“Mr Speaker, let me be quick to add that we are not wavering at all in our resolve to turn this country around. Ours is of a history of turning things around when the country is in crisis. When the NPP took over the reins of government in 2017, we inherited a challenged economy under an IMF programme, which we successfully turned around and exited the programme in 27 months. We have done it before and we will do it again, and with the help of this House and the support of the good people of Ghana we shall come out of this stronger,” he said.
The Finance Minister said satisfied with the stability the government had brought to the economy and the policies implemented to sustain growth, the IMF in April 2019 gave the country opportunity to exit its programme.

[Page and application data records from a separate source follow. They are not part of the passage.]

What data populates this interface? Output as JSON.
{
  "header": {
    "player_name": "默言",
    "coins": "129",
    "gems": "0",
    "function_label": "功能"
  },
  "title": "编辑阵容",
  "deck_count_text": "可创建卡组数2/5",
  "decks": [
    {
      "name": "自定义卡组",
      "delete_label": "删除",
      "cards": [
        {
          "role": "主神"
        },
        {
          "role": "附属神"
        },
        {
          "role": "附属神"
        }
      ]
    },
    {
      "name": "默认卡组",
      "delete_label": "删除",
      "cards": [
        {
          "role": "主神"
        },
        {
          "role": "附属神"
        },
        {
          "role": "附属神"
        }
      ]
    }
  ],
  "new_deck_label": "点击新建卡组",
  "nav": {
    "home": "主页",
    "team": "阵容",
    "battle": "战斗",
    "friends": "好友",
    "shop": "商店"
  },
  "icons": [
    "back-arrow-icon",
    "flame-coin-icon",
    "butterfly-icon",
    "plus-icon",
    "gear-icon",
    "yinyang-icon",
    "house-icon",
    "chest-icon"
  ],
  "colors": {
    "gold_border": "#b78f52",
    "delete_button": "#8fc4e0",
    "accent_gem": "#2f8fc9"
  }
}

“Ghana’s growth rate had moved up from 3.7 per cent in 2016, the lowest since 1992, to average seven per cent from 2017 to 2019. We had cut the rate of inflation down by 33 per cent over the same period to 7.9 per cent by the end of 2019, average lending rates had dropped from the 30s to 23.6 per cent and still dropping. Our trade balance was up to $2.3 billion. The cedi remained relatively stable. Indeed, the amount of our total revenues that we used to service our debt had dropped from the 2018 spike of 73 per cent to 58.9 per cent by December 2019,” Mr Ofori-Atta, said.
“In the coming months, we will continue to optimise and support our flagship programmes, and make strategic investments in the real sector to increase production, enhance productivity, and create jobs. The YouStart programme will be a fundamental intervention to advancing an entrepreneurial nation to create jobs,” MrOfori-Atta said.
Mr Ofori-Atta said the collective achievement of those initiatives would offer a more permanent respite and improve the capacity of the country to withstand similar challenges in the future.
He said the economic prospects of the country were bright, saying “But we will have to contend with recurrent external challenges, and adapt quickly to a new environment.”
Mr Ofori-Atta called on the citizens and Parliament to support the government, stressing that “I want this House to do exactly what it did in the earlier crisis of 2020; support us in our bid to reduce the impact of this global crisis on the nation and to tackle the vulnerabilities in our economy that make us prone to such shocks. The President wants this sovereign House to be a strategic partner in Government’s efforts to stabilise the economy and spur growth to create jobs.
Touching on the IMF programme, the Finance Minister said the government had earlier indicated it would not go to the Fund because the economic fundamentals were good.
He said the government was currently pursuing an IMF programme due to the difficult global and local economic challenges brought about by the COVID-19 pandemic and the Russia-Ukraine war and was confident the country would come out successfully as it did previously.
BY KINGSLEY ASARE & JULIUS PETETSI